grievances."3 No soldier has been quartered in any house.4 There has been no search, and no seizure.5 Nobody has been compelled to be a witness against= himself.6
The Court also quotes the Ninth Amendment, and my Brother GOLDBERG'S concurring opinion relies heavily upon it. But to say that the Ninth Amendment has anything to do with this case is to turn somersaults with history. The Ninth Amendment, like its companion the Tenth, which this Court held "states but a truism that all is retained which has not been surrendered," United States v. Darby, 312 U.S. 100, 124, was framed by James Madison and adopted by the States simply to make clear that the adoption of the Bill of Rights did not alter the plan that [381 U.S. 479, 530] the Federal Government was to be a government of express and limited powers, and that all rights and powers not delegated to it were retained by the people and the individual States.
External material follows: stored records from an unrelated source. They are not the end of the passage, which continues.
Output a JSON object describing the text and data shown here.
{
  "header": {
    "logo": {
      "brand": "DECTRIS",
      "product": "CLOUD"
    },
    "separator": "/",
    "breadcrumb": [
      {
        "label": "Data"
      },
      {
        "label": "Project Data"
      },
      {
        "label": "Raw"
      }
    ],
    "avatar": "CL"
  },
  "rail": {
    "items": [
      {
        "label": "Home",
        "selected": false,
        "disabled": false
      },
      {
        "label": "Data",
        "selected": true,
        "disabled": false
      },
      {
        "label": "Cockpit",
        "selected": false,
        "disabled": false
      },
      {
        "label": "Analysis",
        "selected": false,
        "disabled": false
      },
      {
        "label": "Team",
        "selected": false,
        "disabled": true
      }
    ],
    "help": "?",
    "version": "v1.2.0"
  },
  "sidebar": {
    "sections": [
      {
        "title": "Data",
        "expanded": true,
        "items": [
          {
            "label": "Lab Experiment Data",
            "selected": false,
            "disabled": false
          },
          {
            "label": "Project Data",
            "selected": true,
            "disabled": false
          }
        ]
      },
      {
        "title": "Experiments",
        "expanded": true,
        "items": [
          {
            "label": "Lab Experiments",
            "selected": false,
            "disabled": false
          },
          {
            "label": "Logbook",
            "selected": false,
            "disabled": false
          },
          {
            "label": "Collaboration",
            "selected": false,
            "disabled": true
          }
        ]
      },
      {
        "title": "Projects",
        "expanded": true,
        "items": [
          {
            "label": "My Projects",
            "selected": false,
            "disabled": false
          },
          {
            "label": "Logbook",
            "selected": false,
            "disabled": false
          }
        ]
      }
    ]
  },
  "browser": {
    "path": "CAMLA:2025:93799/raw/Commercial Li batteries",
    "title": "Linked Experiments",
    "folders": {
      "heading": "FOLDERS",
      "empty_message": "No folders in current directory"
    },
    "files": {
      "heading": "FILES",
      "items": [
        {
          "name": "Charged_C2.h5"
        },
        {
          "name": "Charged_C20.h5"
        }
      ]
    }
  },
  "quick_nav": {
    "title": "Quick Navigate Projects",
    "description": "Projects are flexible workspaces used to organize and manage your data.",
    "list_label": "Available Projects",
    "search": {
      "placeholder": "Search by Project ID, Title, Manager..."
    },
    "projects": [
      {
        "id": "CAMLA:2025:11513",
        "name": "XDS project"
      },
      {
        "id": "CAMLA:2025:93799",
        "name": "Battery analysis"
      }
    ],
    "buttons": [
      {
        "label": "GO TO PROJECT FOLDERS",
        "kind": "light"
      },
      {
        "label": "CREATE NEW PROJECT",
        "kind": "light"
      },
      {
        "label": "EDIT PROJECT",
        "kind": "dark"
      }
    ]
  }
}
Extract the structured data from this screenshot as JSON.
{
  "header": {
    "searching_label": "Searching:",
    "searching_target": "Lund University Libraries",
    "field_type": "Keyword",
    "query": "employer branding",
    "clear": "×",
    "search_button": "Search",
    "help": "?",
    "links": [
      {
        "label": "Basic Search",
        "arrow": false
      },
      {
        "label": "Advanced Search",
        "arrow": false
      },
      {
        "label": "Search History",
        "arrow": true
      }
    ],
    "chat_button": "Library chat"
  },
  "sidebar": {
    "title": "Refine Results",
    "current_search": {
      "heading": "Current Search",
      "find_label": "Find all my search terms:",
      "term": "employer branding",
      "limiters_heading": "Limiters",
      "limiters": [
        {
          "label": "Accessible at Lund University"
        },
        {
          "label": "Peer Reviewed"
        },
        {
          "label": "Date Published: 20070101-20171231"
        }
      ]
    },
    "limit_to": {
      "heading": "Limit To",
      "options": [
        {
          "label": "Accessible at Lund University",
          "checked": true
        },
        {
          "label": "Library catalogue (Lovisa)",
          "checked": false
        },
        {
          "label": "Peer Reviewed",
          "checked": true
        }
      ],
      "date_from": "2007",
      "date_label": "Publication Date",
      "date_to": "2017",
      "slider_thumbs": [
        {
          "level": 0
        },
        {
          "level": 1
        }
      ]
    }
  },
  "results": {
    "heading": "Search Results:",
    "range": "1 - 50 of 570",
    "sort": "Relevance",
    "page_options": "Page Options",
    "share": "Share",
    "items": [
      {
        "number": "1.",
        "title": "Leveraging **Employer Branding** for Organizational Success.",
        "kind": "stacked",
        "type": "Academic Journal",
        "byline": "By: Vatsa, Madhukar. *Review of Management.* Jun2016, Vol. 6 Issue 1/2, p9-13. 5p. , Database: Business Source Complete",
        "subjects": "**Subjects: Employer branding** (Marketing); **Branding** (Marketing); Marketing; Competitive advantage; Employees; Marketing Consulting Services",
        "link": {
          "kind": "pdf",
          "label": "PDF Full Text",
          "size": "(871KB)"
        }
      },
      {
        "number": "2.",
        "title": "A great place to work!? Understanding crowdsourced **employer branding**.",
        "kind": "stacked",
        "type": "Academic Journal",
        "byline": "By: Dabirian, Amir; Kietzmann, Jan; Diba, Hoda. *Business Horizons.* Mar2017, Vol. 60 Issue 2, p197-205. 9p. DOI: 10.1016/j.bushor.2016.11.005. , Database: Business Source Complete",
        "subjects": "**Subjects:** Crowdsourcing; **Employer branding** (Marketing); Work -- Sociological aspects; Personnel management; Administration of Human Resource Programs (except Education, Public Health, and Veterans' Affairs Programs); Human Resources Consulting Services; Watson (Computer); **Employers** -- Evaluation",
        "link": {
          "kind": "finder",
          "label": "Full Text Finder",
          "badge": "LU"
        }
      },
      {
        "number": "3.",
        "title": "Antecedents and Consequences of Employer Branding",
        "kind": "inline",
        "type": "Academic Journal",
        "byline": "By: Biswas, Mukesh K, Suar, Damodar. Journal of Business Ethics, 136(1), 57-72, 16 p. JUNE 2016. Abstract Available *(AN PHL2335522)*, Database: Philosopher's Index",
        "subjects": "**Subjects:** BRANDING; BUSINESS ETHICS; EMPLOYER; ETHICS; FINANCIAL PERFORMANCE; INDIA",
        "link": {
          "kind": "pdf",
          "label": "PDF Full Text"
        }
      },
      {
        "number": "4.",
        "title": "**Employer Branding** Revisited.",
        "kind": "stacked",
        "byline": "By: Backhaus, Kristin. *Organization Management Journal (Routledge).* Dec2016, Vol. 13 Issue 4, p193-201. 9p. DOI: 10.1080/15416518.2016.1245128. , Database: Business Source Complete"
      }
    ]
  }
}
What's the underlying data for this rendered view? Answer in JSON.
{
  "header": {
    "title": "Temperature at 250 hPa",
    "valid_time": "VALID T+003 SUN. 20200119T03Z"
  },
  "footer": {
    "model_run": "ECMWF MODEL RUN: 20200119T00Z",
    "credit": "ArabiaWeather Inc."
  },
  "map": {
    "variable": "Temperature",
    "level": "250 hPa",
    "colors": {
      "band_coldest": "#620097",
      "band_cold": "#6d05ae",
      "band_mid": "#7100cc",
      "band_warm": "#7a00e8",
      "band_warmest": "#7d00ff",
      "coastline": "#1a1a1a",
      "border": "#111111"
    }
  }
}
Until today no member of this Court has ever
suggested that the Ninth Amendment meant anything else, and the idea that a federal court could ever use the Ninth Amendment to annual a law passed by the elected representatives of the people of the State of Connecticut would have caused James Madison no little wonder.
What provision of the Constitution, then, does make this state law invalid? The Court says it is the right of privacy "created by several fundamental constitutional guarantees." With all deference, I can find no such general right of privacy in the Bill of Rights, in any other part of the Constitution, or in any case ever before decided by this Court.7
At the oral argument in this case we were told that the Connecticut law does not "conform to current community standards." But it is not the function of this Court to decide cases on the basis of community standards. We are here to decide cases "agreeably to the Constitution and laws of the United States." It is the essence of judicial [381 U.S. 479, 531] duty to subordinate our own personal views, our own ideas of what legislation is wise and what is not. If, as I should surely hope, the law before us does not reflect the standards of the people of Connecticut, the people of Connecticut can freely exercise their true Ninth and Tenth Amendment rights
to persuade their elected representatives to repeal it. That is the constitutional way to take this law off the books.